*What is expected:* The full data, repeated exactly, is the only answer needed.

*Excerpted data:*
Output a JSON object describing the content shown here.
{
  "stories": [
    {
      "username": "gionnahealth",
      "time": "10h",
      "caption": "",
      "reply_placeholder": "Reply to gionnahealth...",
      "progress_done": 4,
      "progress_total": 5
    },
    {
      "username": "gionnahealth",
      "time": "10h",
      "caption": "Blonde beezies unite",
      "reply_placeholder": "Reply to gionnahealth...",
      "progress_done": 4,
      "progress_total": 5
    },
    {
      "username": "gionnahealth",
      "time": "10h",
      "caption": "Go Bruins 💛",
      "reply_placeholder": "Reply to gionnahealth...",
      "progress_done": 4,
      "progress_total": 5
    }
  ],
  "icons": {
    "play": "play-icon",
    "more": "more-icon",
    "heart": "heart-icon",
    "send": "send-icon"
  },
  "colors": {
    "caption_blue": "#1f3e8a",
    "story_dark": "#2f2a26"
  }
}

*Expected answer:*
Output a JSON object describing the content shown here.
{
  "stories": [
    {
      "username": "gionnahealth",
      "time": "10h",
      "caption": "",
      "reply_placeholder": "Reply to gionnahealth...",
      "progress_done": 4,
      "progress_total": 5
    },
    {
      "username": "gionnahealth",
      "time": "10h",
      "caption": "Blonde beezies unite",
      "reply_placeholder": "Reply to gionnahealth...",
      "progress_done": 4,
      "progress_total": 5
    },
    {
      "username": "gionnahealth",
      "time": "10h",
      "caption": "Go Bruins 💛",
      "reply_placeholder": "Reply to gionnahealth...",
      "progress_done": 4,
      "progress_total": 5
    }
  ],
  "icons": {
    "play": "play-icon",
    "more": "more-icon",
    "heart": "heart-icon",
    "send": "send-icon"
  },
  "colors": {
    "caption_blue": "#1f3e8a",
    "story_dark": "#2f2a26"
  }
}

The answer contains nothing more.